BEGIN DATA RECORDS

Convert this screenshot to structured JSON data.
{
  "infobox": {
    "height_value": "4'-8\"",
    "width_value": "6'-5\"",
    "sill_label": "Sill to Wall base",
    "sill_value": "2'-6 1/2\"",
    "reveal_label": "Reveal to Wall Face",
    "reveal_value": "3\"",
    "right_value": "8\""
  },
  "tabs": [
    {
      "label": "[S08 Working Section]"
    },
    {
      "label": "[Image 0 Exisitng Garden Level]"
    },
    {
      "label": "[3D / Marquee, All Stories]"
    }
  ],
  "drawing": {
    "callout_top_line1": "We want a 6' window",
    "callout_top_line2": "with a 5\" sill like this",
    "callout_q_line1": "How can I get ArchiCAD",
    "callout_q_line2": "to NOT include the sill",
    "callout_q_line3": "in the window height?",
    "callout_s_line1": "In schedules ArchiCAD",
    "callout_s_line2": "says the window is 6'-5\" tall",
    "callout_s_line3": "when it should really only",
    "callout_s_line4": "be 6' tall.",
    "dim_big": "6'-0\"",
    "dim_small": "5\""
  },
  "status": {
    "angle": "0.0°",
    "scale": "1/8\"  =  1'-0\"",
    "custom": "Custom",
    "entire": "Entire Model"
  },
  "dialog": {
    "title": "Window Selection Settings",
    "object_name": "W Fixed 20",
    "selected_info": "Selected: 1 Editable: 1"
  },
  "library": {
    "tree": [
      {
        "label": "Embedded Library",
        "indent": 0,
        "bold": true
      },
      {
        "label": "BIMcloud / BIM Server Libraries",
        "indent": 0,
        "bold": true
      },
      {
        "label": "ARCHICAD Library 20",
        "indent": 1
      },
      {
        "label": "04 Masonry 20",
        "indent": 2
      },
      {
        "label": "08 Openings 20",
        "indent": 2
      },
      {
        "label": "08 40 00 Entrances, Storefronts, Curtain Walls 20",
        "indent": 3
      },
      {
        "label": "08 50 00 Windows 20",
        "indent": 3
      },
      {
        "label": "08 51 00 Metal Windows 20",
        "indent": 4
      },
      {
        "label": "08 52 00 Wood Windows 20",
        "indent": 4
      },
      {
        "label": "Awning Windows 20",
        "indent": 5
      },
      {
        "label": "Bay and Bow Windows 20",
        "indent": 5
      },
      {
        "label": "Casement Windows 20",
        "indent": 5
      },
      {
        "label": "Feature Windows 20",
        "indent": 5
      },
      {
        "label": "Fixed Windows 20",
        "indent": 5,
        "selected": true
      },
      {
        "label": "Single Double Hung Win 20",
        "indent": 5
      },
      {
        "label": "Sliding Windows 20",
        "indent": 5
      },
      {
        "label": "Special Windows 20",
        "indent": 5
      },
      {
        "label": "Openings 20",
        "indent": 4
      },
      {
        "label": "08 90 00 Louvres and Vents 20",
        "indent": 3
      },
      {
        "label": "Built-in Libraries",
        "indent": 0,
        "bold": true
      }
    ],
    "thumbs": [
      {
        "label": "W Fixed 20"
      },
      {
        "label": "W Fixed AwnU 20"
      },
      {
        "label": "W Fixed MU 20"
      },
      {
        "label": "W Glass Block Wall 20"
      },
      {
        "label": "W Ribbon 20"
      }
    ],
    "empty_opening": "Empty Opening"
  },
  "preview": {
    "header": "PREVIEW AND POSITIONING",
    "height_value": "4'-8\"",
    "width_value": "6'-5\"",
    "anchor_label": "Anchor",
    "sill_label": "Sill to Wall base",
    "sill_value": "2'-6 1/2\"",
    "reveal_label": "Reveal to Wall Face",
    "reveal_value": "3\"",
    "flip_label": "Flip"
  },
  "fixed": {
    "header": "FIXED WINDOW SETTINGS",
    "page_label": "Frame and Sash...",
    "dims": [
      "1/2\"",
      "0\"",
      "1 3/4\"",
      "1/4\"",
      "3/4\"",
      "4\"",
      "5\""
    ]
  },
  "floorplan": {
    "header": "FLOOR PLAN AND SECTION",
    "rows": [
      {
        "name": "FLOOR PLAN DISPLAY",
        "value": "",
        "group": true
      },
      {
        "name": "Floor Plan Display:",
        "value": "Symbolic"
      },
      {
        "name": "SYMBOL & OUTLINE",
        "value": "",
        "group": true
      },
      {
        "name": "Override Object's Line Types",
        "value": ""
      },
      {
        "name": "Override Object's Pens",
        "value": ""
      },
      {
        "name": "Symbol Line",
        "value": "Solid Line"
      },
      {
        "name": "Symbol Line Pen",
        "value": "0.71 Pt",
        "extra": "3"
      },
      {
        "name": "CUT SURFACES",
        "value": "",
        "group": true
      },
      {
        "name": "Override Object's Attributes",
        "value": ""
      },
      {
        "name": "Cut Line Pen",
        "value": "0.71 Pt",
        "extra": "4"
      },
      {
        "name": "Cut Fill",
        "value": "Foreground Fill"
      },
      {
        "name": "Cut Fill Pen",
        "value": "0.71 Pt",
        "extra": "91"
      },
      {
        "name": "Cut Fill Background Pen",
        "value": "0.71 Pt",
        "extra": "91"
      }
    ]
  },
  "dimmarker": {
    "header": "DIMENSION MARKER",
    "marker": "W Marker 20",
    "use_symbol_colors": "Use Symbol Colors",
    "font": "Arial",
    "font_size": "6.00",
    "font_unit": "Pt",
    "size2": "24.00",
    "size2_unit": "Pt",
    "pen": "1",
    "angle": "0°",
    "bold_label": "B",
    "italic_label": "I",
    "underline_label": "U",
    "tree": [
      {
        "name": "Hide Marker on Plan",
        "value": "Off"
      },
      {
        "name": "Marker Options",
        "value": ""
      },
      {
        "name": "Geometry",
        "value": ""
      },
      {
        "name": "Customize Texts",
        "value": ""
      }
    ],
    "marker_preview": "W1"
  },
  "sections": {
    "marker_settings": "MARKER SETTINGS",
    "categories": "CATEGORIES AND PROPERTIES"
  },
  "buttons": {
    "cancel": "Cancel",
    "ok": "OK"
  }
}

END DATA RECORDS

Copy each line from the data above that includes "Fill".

YOUR SOLUTION =
        "name": "Cut Fill",
        "value": "Foreground Fill"
        "name": "Cut Fill Pen",
        "name": "Cut Fill Background Pen",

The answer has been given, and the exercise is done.